|630 by topic|
|Ab urbe condita||1383|
|Balinese saka calendar||551–552|
|Chinese calendar||己丑年 (Earth Ox)|
3326 or 3266
— to —
庚寅年 (Metal Tiger)
3327 or 3267
|- Vikram Samvat||686–687|
|- Shaka Samvat||551–552|
|- Kali Yuga||3730–3731|
|Minguo calendar||1282 before ROC|
|Seleucid era||941/942 AG|
|Thai solar calendar||1172–1173|
756 or 375 or −397
— to —
757 or 376 or −396
|Wikimedia Commons has media related to 630.|
Year 630 (DCXXX) was a common year starting on Monday (link will display the full calendar) of the Julian calendar. The denomination 630 for this year has been used since the early medieval period, when the Anno Domini calendar era became the prevalent method in Europe for naming years.
- March 21 – Emperor Heraclius returns the True Cross, one of the holiest Christian relics, to Jerusalem. He tries to promote Monothelitism, which is rejected by the Christians.
- Heraclius issues a decree that all Jews must become Christian; a massacre follows around Jerusalem and in Galilee (Israel), some survivors fleeing to the Daraa area.
- Chorpan Tarkhan, general of the Khazars, invades and devastates Armenia. He defeats a Persian cavalry force (10,000 men) sent by Shahrbaraz to repel the invasion.
- Yngling King Olof Trätälja founds a colony in Värmland. He is expelled from his native Västergötland (in modern-day Sweden) (according to the Ynglingatal).
- King Ricberht of East Anglia dies and is succeeded by Sigeberht, who returns from exile in France. He rules together with his kinsman Ecgric, re-establishing Christianity.
- King Penda of Mercia besieges Exeter in south-west England.
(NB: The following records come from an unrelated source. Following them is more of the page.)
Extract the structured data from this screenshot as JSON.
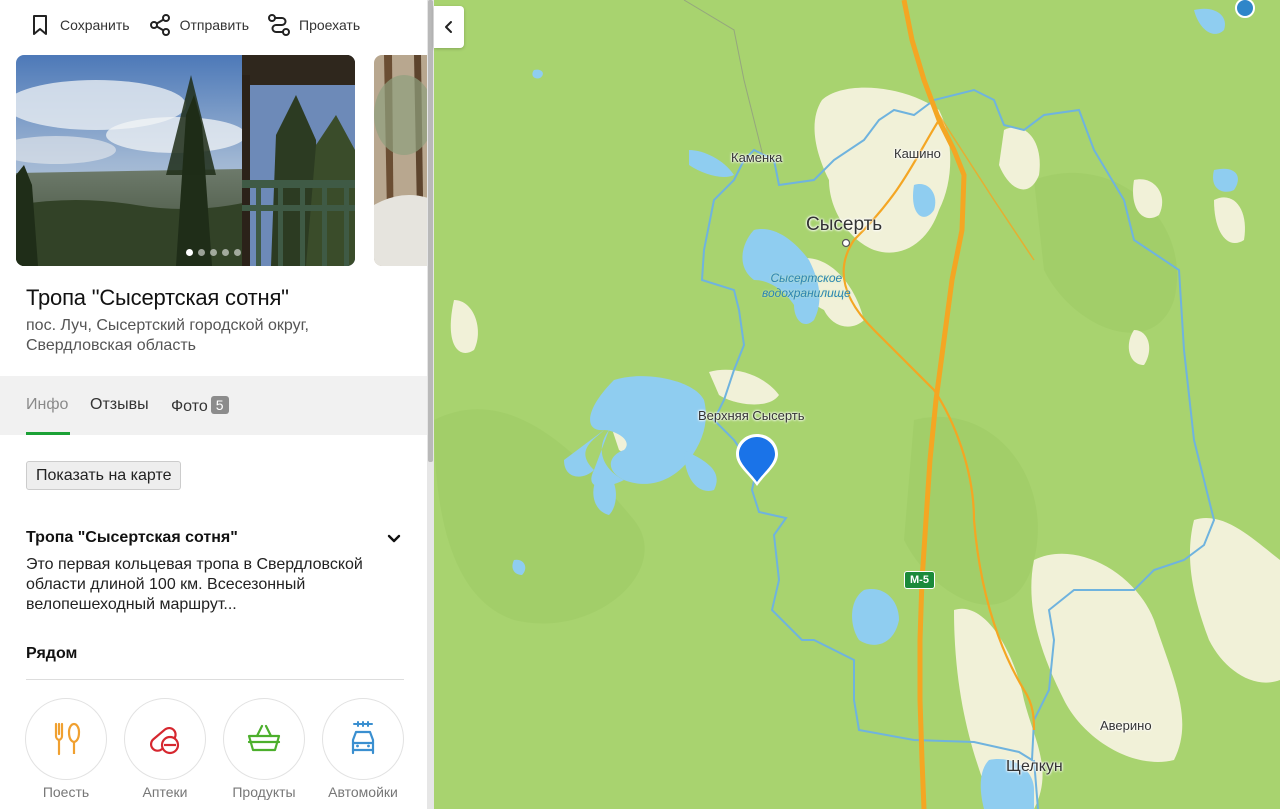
{
  "actions": {
    "save": "Сохранить",
    "share": "Отправить",
    "route": "Проехать"
  },
  "gallery": {
    "photo_count_dots": 5,
    "active_dot": 1
  },
  "place": {
    "title": "Тропа \"Сысертская сотня\"",
    "address": "пос. Луч, Сысертский городской округ, Свердловская область"
  },
  "tabs": [
    {
      "label": "Инфо",
      "active": true
    },
    {
      "label": "Отзывы",
      "active": false
    },
    {
      "label": "Фото",
      "active": false,
      "badge": "5"
    }
  ],
  "show_on_map": "Показать на карте",
  "description": {
    "title": "Тропа \"Сысертская сотня\"",
    "text": "Это первая кольцевая тропа в Свердловской области длиной 100 км. Всесезонный велопешеходный маршрут..."
  },
  "nearby": {
    "title": "Рядом",
    "categories": [
      {
        "label": "Поесть",
        "icon": "fork-knife-icon",
        "color": "#f0a030"
      },
      {
        "label": "Аптеки",
        "icon": "pills-icon",
        "color": "#d6272f"
      },
      {
        "label": "Продукты",
        "icon": "basket-icon",
        "color": "#4caf2c"
      },
      {
        "label": "Автомойки",
        "icon": "car-wash-icon",
        "color": "#3a8fd0"
      }
    ]
  },
  "map": {
    "labels": {
      "kamenka": "Каменка",
      "kashino": "Кашино",
      "sysert": "Сысерть",
      "reservoir_line1": "Сысертское",
      "reservoir_line2": "водохранилище",
      "verkhnyaya": "Верхняя Сысерть",
      "averino": "Аверино",
      "shchelkun": "Щелкун",
      "road": "М-5"
    },
    "colors": {
      "forest": "#a8d36f",
      "light_field": "#f1f1d8",
      "water": "#8fcdf0",
      "trail": "#6fb3de",
      "highway": "#f4a623",
      "marker": "#1a73e8"
    }
  }
}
King Cadwallon ap Cadfan of Gwynedd lands with a force nearby, and negotiates an alliance with Penda.
- Eanswith, daughter of King Eadbald of Kent, founds the Benedictine Folkestone Priory, the first nunnery in England.
- April 27 – King Ardashir III, age 9, is murdered after an 18 month reign. He is succeeded by Shahrbaraz who becomes ruler (shah) of the Sasanian Empire.
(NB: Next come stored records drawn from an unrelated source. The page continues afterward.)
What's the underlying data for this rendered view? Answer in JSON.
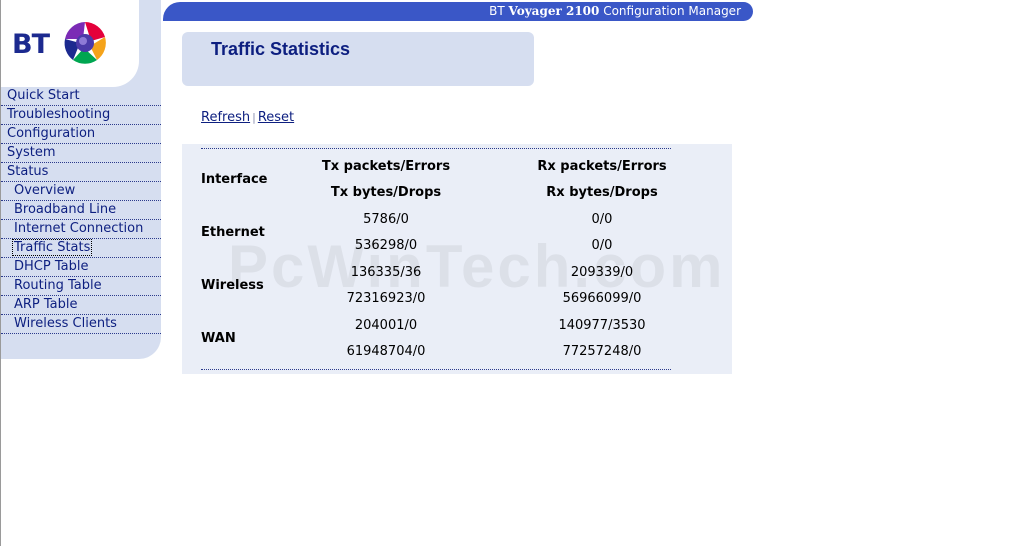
{
  "header": {
    "brand": "BT",
    "product": "Voyager 2100",
    "subtitle": "Configuration Manager"
  },
  "logo": {
    "text": "BT",
    "colors": {
      "blue": "#1c2a8f",
      "purple": "#7b2bb5",
      "red": "#e4003b",
      "green": "#00a651",
      "orange": "#f5a31a"
    }
  },
  "nav": {
    "items": [
      {
        "label": "Quick Start",
        "sub": false
      },
      {
        "label": "Troubleshooting",
        "sub": false
      },
      {
        "label": "Configuration",
        "sub": false
      },
      {
        "label": "System",
        "sub": false
      },
      {
        "label": "Status",
        "sub": false
      },
      {
        "label": "Overview",
        "sub": true
      },
      {
        "label": "Broadband Line",
        "sub": true
      },
      {
        "label": "Internet Connection",
        "sub": true
      },
      {
        "label": "Traffic Stats",
        "sub": true,
        "active": true
      },
      {
        "label": "DHCP Table",
        "sub": true
      },
      {
        "label": "Routing Table",
        "sub": true
      },
      {
        "label": "ARP Table",
        "sub": true
      },
      {
        "label": "Wireless Clients",
        "sub": true
      }
    ]
  },
  "page": {
    "title": "Traffic Statistics"
  },
  "actions": {
    "refresh": "Refresh",
    "separator": "|",
    "reset": "Reset"
  },
  "table": {
    "header_label": "Interface",
    "tx_header_1": "Tx packets/Errors",
    "tx_header_2": "Tx bytes/Drops",
    "rx_header_1": "Rx packets/Errors",
    "rx_header_2": "Rx bytes/Drops",
    "rows": [
      {
        "name": "Ethernet",
        "tx_packets_errors": "5786/0",
        "tx_bytes_drops": "536298/0",
        "rx_packets_errors": "0/0",
        "rx_bytes_drops": "0/0"
      },
      {
        "name": "Wireless",
        "tx_packets_errors": "136335/36",
        "tx_bytes_drops": "72316923/0",
        "rx_packets_errors": "209339/0",
        "rx_bytes_drops": "56966099/0"
      },
      {
        "name": "WAN",
        "tx_packets_errors": "204001/0",
        "tx_bytes_drops": "61948704/0",
        "rx_packets_errors": "140977/3530",
        "rx_bytes_drops": "77257248/0"
      }
    ]
  },
  "watermark": "PcWinTech.com",
  "colors": {
    "nav_text": "#0d1f80",
    "panel_bg": "#d6def0",
    "topbar": "#3a57c7",
    "table_bg": "#eaeef7"
  }
}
- June 9 – Shahrbaraz is killed and succeeded by Borandukht, daughter of former king Khosrow II. She ascends the throne as 26th monarch of Persia.
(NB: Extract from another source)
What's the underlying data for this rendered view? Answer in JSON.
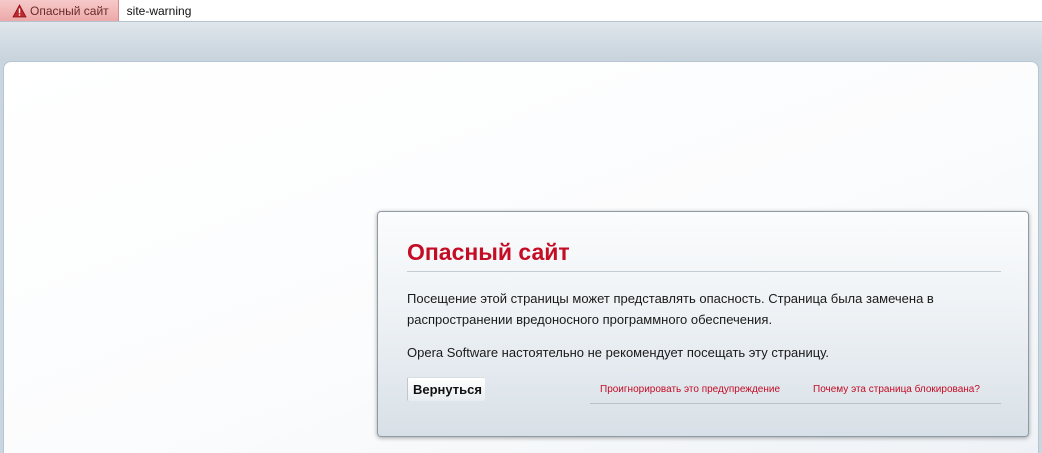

- January – Battle of Hunayn: Muhammad defeats the Bedouin tribe of Hawazin (12,000 men) in a valley, on one of the roads leading to Ta'if (Western Arabia).
- February 5 – Siege of Ta'if: Muhammad begins to besiege Ta'if and brings battering rams and catapults to suppress the fortress city, but is unable to penetrate it.
- December 11 – Conquest of Mecca: A Muslim army (10,000 men) marches on Mecca, which surrenders. Muhammad takes the city from the Quraysh and makes it the spiritual center of Islam.
- Illig Qaghan, ruler (khagan) of the Eastern Turkic Khaganate, is captured by Li Jing during the Tang campaign against the Eastern Turks.
- Xuanzang, Chinese Buddhist monk (bhikkhu), travels across the Gobi Desert to Kumul. Following the Tian Shan mountain range of Central Asia westwards, he arrives in Turpan.
- November 7 – Constans II, Byzantine emperor (d. 668)
- Alhfrith, king of Deira (approximate date)
- Conon I, pope of the Catholic Church (approximate date)
- Di Renjie, chancellor of the Tang Dynasty (d. 700)
- Fausta, Byzantine empress (approximate date)
- Nukata, Japanese poet (approximate date)
- Reineldis, Frankisch saint (approximate date)
- Sigebert III, king of Austrasia (approximate date)
- April 27 – Ardashir III, king of the Persian Empire
- June 9 – Shahrbaraz, king of the Persian Empire
- Du Ruhui, chancellor of the Tang Dynasty (b. 585)
- Ricberht, king of East Anglia (approximate date)
- Whitby, Michael (2002). Rome at War AD 293–696. London: Osprey. p. 76. ISBN 1-84176-359-4.
- Nicolle, David (1994). Yarmuk 636 AD: The Muslim conquest of Syria. London: Osprey. p. 62. ISBN 1-85532-414-8.
- Yorke, Barbara (2003). Nunneries and the Anglo-Saxon Royal Houses. London: Continuum. p. 23. ISBN 0-8264-6040-2.
- Pourshariati, Parvaneh (2008). Decline and Fall of the Sassanid Empire. London: I.B. Tauris. pp. 181–183. ISBN 978-1-84511-645-3.
- Muir, William (1861). The Life of Mahomet and the History of Islam. 4. London: Smith, Elder. p. 145.